[Stored entries]
********************
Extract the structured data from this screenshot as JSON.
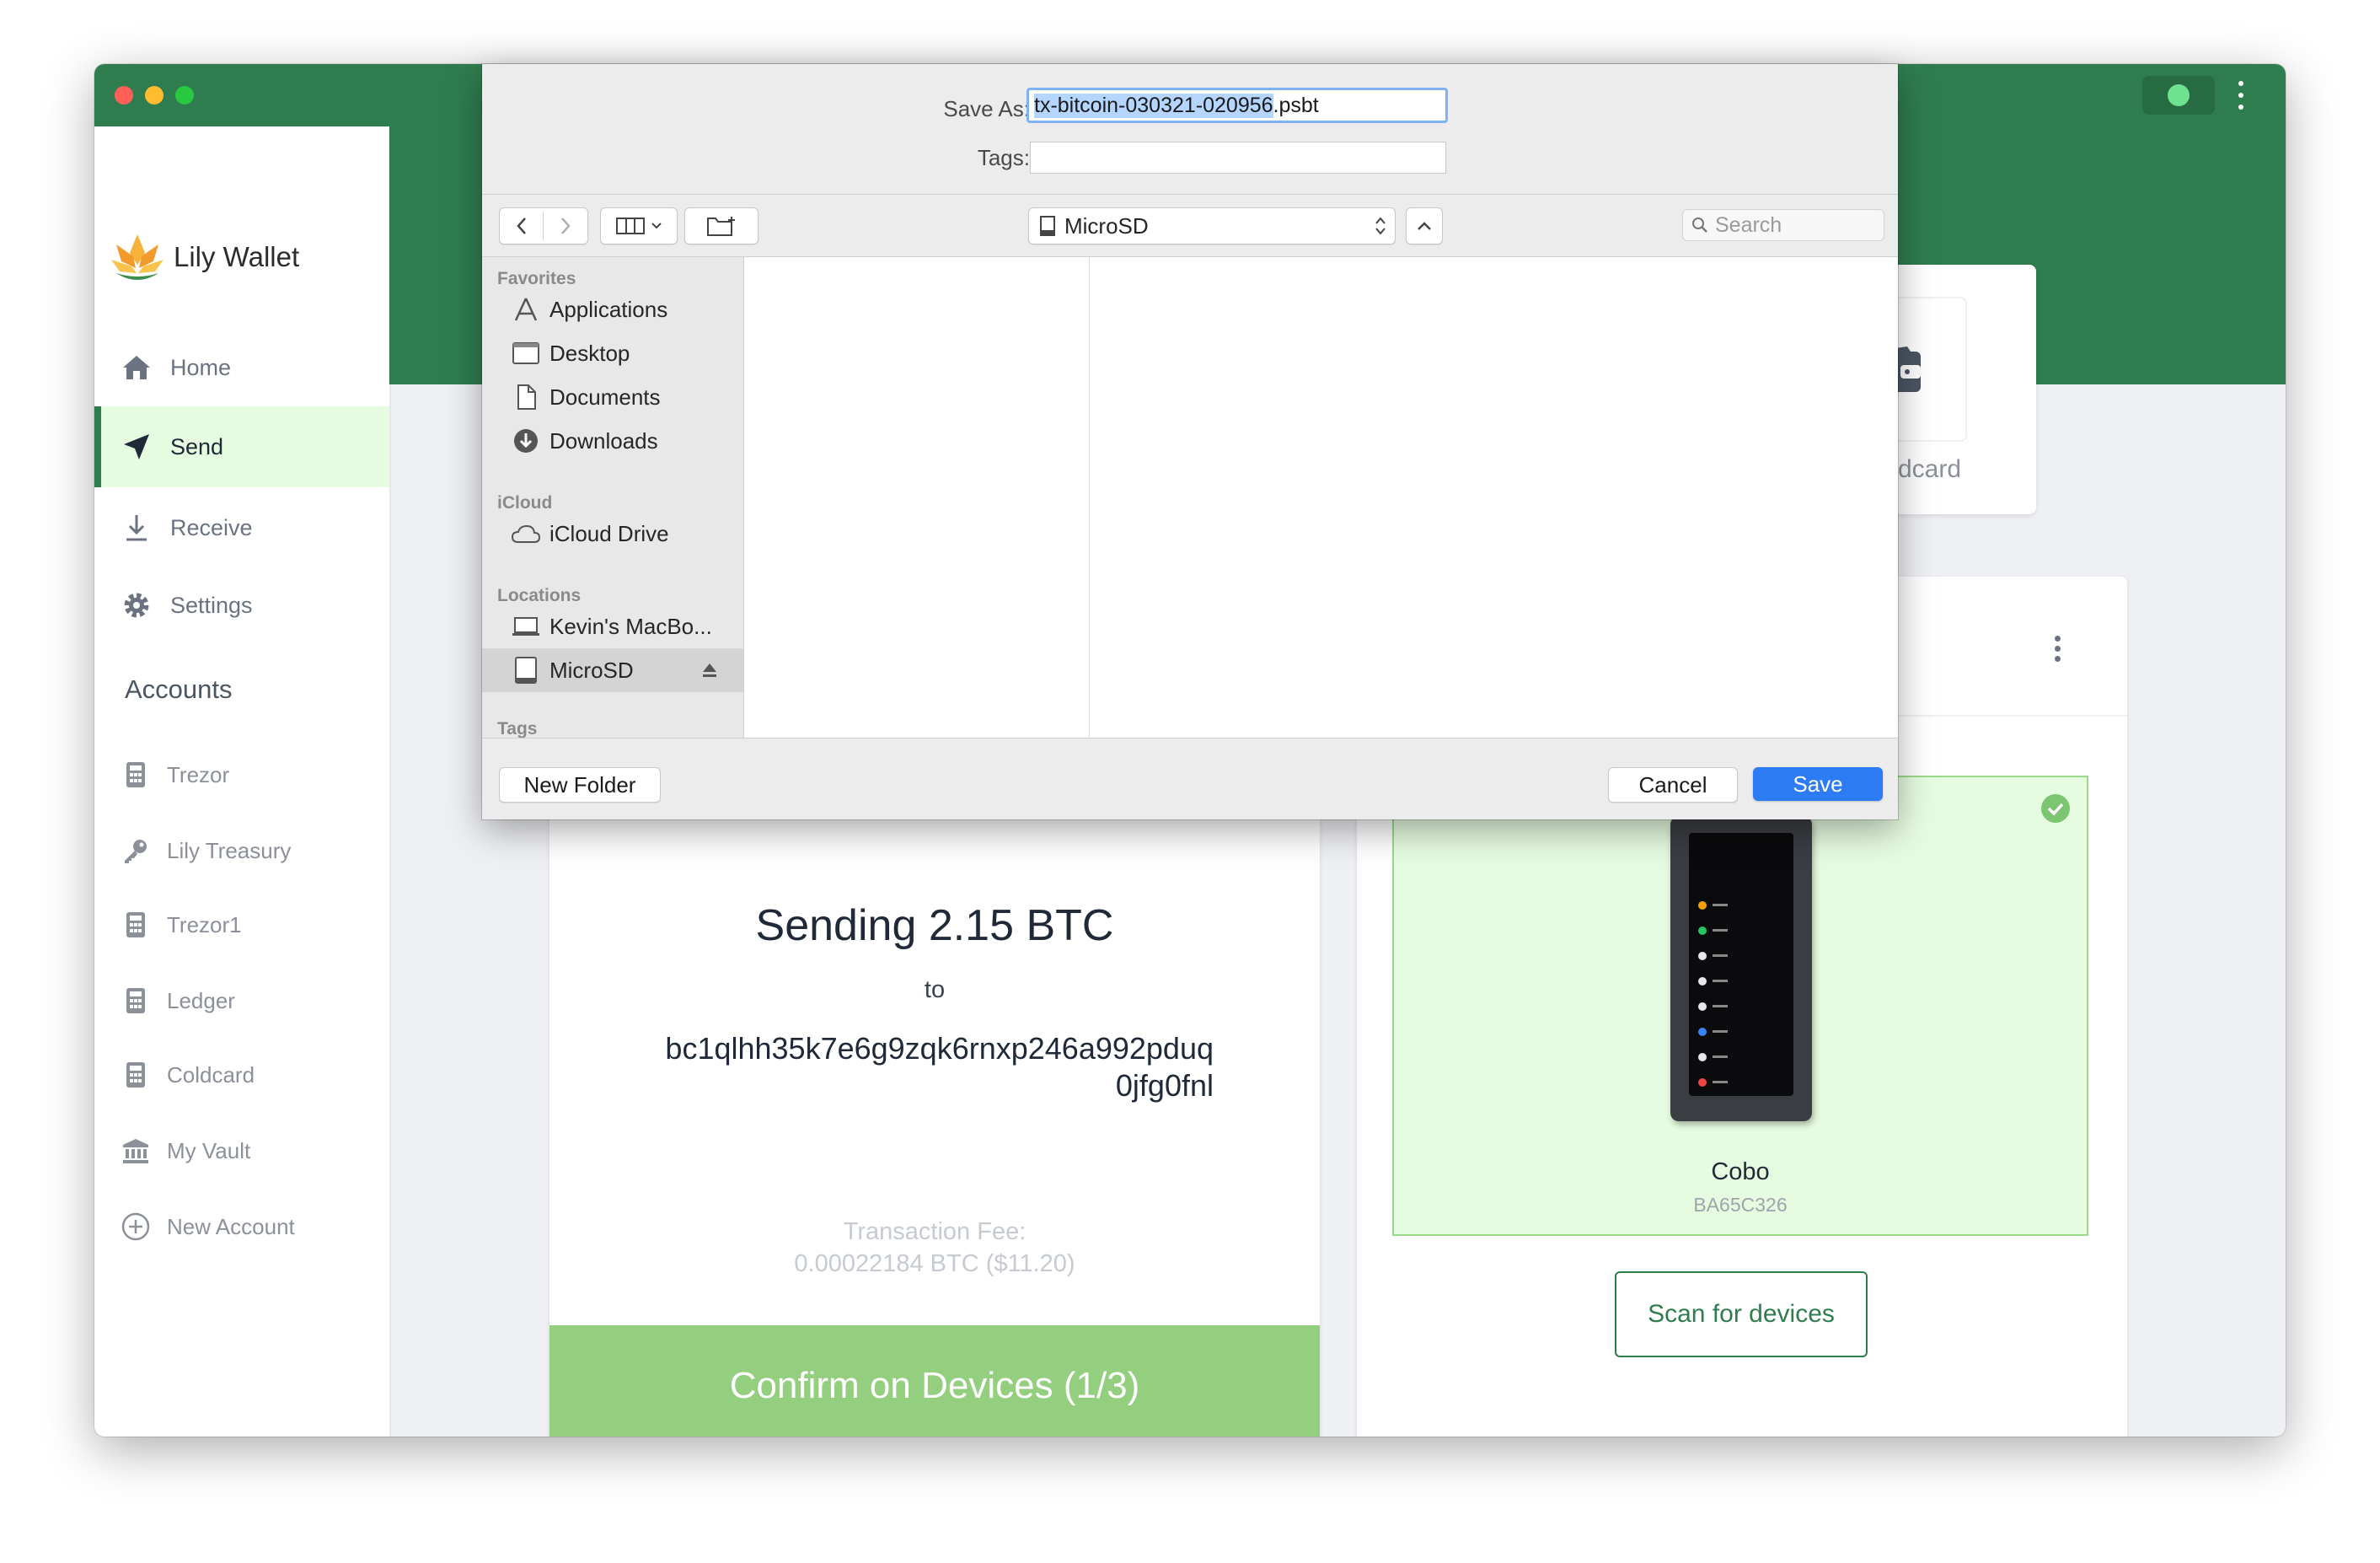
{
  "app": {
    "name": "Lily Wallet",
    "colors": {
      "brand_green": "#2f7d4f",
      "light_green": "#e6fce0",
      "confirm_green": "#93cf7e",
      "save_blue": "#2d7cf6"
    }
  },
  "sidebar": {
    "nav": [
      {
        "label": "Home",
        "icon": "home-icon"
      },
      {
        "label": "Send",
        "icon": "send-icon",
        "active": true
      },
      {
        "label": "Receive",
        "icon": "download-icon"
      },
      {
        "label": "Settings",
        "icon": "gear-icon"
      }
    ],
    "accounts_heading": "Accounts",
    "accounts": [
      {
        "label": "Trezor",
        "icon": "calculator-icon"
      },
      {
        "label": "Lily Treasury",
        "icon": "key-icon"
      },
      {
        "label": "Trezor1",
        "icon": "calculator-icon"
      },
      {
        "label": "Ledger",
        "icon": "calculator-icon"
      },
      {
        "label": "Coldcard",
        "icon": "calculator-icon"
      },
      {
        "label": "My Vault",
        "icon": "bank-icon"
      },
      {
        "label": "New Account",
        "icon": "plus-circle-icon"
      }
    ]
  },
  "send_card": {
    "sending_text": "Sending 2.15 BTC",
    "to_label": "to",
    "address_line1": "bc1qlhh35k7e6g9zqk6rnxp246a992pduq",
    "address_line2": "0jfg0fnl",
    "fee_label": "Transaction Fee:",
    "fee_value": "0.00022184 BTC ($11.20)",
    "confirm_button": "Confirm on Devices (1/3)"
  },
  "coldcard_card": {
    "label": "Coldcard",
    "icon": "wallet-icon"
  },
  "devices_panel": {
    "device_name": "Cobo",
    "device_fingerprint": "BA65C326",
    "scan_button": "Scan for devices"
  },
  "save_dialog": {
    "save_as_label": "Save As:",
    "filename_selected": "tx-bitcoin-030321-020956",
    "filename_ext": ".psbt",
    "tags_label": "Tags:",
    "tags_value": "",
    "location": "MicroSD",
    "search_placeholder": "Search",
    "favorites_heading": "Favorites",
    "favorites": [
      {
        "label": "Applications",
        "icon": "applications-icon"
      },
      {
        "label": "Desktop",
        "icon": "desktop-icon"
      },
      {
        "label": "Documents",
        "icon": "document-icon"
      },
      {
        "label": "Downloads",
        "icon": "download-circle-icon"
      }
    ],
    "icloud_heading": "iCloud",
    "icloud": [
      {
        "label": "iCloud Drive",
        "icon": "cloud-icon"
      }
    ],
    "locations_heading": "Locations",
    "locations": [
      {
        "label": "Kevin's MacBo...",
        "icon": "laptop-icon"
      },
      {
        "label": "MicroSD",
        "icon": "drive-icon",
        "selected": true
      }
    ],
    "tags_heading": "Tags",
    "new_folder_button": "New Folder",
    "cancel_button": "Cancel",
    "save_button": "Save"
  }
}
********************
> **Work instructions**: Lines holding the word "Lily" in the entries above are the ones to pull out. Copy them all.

> **Result below**:
    "name": "Lily Wallet",
        "label": "Lily Treasury",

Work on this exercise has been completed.